2 min read


SmartPulse — our weekly nonscientific reader poll in SmartBrief on Small Business — tracks feedback from small-business owners. We run the poll question each Thursday in our e-newsletter.

Last week, we asked: Does your business hire interns?

  • Yes — 45.12%
  • No —  40.24%
  • No, but we’re considering doing so — 14.63%

Bringing on an intern for a summer or a semester can offer a variety of benefits for both your business and the young worker.  It’s a great way for your team to get a new member with fresh ideas and perspectives since typically an intern is still in school or a recent graduate.  Plus, you and your more experienced employees can share your expertise while helping the intern to gain work experience.

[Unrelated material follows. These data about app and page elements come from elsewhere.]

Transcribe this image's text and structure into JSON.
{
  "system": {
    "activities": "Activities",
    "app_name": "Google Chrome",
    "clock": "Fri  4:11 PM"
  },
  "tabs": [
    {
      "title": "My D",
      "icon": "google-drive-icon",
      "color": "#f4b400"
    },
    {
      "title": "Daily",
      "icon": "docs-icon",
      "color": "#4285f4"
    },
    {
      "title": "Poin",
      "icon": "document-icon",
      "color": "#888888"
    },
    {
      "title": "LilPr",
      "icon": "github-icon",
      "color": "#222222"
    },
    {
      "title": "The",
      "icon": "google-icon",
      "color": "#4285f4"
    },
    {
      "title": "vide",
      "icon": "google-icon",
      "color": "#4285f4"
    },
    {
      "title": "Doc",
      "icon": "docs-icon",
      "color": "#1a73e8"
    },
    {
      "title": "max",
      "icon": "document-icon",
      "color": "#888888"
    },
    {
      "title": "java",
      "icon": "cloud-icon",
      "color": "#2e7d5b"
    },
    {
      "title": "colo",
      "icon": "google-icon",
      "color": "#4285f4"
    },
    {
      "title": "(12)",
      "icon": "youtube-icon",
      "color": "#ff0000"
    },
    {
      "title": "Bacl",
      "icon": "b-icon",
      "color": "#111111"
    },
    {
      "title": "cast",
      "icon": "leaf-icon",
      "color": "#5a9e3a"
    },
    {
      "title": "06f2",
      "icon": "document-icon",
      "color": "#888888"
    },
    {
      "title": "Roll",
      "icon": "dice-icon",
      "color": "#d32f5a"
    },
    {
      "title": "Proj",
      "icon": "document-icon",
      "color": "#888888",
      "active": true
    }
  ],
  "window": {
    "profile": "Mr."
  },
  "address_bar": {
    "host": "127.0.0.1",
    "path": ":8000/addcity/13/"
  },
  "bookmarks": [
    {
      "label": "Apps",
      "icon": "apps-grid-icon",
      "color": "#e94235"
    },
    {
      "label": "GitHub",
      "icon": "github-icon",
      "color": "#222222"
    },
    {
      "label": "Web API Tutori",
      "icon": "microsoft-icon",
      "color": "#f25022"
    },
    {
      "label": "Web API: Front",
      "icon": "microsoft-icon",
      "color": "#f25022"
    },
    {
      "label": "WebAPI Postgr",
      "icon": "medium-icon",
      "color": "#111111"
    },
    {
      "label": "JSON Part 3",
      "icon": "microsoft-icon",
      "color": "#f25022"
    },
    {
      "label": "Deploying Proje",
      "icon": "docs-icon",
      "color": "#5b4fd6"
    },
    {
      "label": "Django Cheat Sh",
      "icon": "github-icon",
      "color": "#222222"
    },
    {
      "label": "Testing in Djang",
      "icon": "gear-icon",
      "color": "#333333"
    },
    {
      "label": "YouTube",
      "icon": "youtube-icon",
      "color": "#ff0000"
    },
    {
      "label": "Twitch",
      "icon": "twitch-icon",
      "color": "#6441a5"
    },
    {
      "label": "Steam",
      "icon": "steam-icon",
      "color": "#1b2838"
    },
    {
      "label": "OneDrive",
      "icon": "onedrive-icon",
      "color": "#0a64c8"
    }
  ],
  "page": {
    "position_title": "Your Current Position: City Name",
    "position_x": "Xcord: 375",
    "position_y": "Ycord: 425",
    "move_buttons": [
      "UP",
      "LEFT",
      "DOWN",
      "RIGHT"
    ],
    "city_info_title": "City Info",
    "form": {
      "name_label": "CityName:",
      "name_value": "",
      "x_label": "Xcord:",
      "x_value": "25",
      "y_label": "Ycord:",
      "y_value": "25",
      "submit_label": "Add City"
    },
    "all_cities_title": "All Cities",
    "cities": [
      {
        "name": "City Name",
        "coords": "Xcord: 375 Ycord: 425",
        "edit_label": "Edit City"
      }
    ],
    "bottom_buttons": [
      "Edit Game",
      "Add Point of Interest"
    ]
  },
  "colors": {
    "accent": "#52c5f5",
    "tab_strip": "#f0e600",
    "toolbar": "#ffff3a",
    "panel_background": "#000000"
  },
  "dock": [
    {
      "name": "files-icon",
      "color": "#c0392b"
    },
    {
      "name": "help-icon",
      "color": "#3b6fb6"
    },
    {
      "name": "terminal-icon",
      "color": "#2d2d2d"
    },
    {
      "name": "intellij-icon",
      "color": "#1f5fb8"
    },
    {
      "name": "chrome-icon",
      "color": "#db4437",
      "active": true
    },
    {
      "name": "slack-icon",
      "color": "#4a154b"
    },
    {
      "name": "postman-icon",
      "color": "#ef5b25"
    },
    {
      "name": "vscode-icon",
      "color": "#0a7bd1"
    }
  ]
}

The key to a great intern relationship is making sure you know how to structure the job.  Interns are not free labor and shouldn’t be assigned all the office grunt work.  The U.S. Department of Labor has a fact sheet offering their guidelines.  For some ideas on how to structure your internship opportunity or post an intern opening, check out community sites such as Intern Queen or visit the microsite created by the Society for Human Resource Management and

Sharlyn Lauby is the HR Bartender and president of ITM Group.